Provided entries START

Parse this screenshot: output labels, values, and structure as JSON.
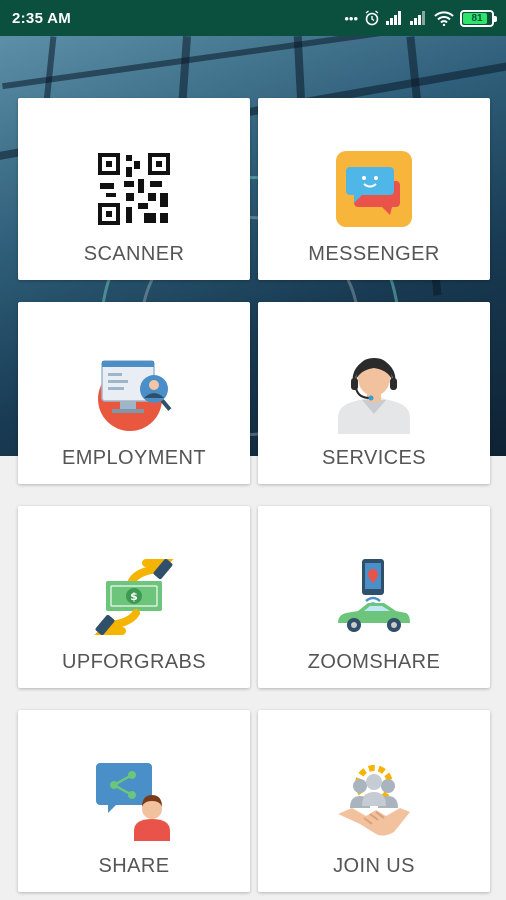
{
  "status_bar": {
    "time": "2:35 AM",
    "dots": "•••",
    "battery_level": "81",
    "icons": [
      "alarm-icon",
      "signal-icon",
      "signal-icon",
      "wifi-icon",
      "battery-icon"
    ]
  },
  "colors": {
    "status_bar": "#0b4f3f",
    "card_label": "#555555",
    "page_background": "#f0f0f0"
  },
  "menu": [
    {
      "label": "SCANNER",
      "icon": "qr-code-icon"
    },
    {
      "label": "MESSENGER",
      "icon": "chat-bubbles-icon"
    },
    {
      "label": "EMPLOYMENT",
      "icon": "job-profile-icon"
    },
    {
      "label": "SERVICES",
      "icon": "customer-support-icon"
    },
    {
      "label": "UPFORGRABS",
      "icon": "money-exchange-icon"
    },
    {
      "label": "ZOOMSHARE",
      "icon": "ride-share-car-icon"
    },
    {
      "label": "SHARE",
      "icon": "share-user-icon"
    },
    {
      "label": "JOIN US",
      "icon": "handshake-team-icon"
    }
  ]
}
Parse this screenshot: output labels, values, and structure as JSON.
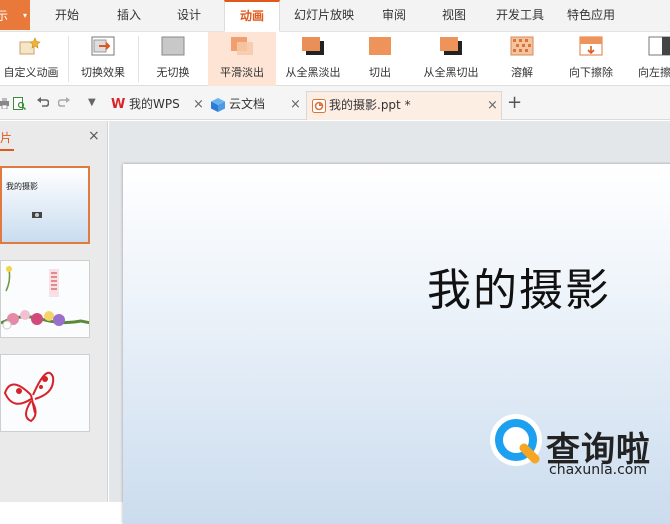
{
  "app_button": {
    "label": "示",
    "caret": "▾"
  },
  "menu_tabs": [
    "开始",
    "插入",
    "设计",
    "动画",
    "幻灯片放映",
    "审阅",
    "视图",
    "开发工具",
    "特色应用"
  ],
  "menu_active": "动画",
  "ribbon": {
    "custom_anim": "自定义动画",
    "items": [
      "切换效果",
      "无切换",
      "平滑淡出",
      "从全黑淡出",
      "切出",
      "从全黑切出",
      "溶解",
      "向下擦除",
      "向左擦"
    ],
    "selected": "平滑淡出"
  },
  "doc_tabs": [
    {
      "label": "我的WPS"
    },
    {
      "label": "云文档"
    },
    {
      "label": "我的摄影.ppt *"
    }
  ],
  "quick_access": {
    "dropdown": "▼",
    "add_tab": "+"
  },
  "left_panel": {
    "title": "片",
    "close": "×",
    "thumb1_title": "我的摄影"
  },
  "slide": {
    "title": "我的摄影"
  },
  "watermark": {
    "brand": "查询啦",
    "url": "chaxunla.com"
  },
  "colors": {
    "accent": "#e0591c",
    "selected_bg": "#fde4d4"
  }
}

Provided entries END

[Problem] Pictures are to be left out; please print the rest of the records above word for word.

[Response below]
Parse this screenshot: output labels, values, and structure as JSON.
{
  "status_bar": {
    "time": "2:35 AM",
    "dots": "•••",
    "battery_level": "81",
    "icons": [
      "alarm-icon",
      "signal-icon",
      "signal-icon",
      "wifi-icon",
      "battery-icon"
    ]
  },
  "colors": {
    "status_bar": "#0b4f3f",
    "card_label": "#555555",
    "page_background": "#f0f0f0"
  },
  "menu": [
    {
      "label": "SCANNER",
      "icon": "qr-code-icon"
    },
    {
      "label": "MESSENGER",
      "icon": "chat-bubbles-icon"
    },
    {
      "label": "EMPLOYMENT",
      "icon": "job-profile-icon"
    },
    {
      "label": "SERVICES",
      "icon": "customer-support-icon"
    },
    {
      "label": "UPFORGRABS",
      "icon": "money-exchange-icon"
    },
    {
      "label": "ZOOMSHARE",
      "icon": "ride-share-car-icon"
    },
    {
      "label": "SHARE",
      "icon": "share-user-icon"
    },
    {
      "label": "JOIN US",
      "icon": "handshake-team-icon"
    }
  ]
}
Parse this screenshot: output labels, values, and structure as JSON.
{
  "app_button": {
    "label": "示",
    "caret": "▾"
  },
  "menu_tabs": [
    "开始",
    "插入",
    "设计",
    "动画",
    "幻灯片放映",
    "审阅",
    "视图",
    "开发工具",
    "特色应用"
  ],
  "menu_active": "动画",
  "ribbon": {
    "custom_anim": "自定义动画",
    "items": [
      "切换效果",
      "无切换",
      "平滑淡出",
      "从全黑淡出",
      "切出",
      "从全黑切出",
      "溶解",
      "向下擦除",
      "向左擦"
    ],
    "selected": "平滑淡出"
  },
  "doc_tabs": [
    {
      "label": "我的WPS"
    },
    {
      "label": "云文档"
    },
    {
      "label": "我的摄影.ppt *"
    }
  ],
  "quick_access": {
    "dropdown": "▼",
    "add_tab": "+"
  },
  "left_panel": {
    "title": "片",
    "close": "×",
    "thumb1_title": "我的摄影"
  },
  "slide": {
    "title": "我的摄影"
  },
  "watermark": {
    "brand": "查询啦",
    "url": "chaxunla.com"
  },
  "colors": {
    "accent": "#e0591c",
    "selected_bg": "#fde4d4"
  }
}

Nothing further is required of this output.